[Data items]

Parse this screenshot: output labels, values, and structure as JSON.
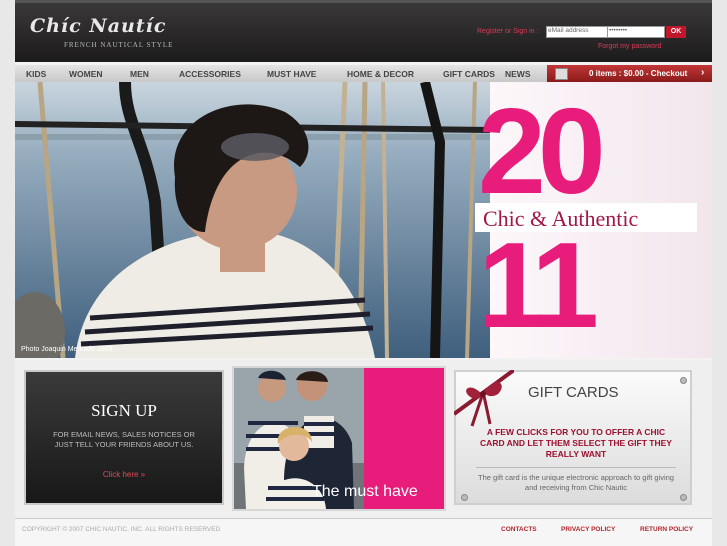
{
  "header": {
    "logo": "Chíc Nautíc",
    "tagline": "FRENCH NAUTICAL STYLE",
    "signin_label": "Register or Sign in :",
    "email_placeholder": "eMail address",
    "password_value": "••••••••",
    "ok_label": "OK",
    "forgot_label": "Forgot my password"
  },
  "nav": {
    "items": [
      "KIDS",
      "WOMEN",
      "MEN",
      "ACCESSORIES",
      "MUST HAVE",
      "HOME & DECOR",
      "GIFT CARDS",
      "NEWS"
    ],
    "cart_text": "0 items : $0.00 - Checkout",
    "cart_arrow": "›"
  },
  "hero": {
    "year_top": "20",
    "year_bottom": "11",
    "tagline": "Chic & Authentic",
    "photo_credit": "Photo Joaquin Mercado 2009"
  },
  "signup": {
    "title": "SIGN UP",
    "text": "FOR EMAIL NEWS, SALES NOTICES OR JUST TELL YOUR FRIENDS ABOUT US.",
    "link": "Click here »"
  },
  "musthave": {
    "label": "The must have"
  },
  "giftcards": {
    "title": "GIFT CARDS",
    "cta": "A FEW CLICKS FOR YOU TO OFFER A CHIC CARD AND LET THEM SELECT THE GIFT THEY REALLY WANT",
    "description": "The gift card is the unique electronic approach to gift giving and receiving from Chic Nautic"
  },
  "footer": {
    "copyright": "COPYRIGHT © 2007 CHIC NAUTIC, INC. ALL RIGHTS RESERVED",
    "links": [
      "CONTACTS",
      "PRIVACY POLICY",
      "RETURN POLICY"
    ]
  },
  "colors": {
    "accent_pink": "#e81c7a",
    "brand_red": "#c0172b",
    "header_dark": "#1c1b1b"
  }
}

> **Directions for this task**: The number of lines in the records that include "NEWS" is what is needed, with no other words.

> **Response below**: 2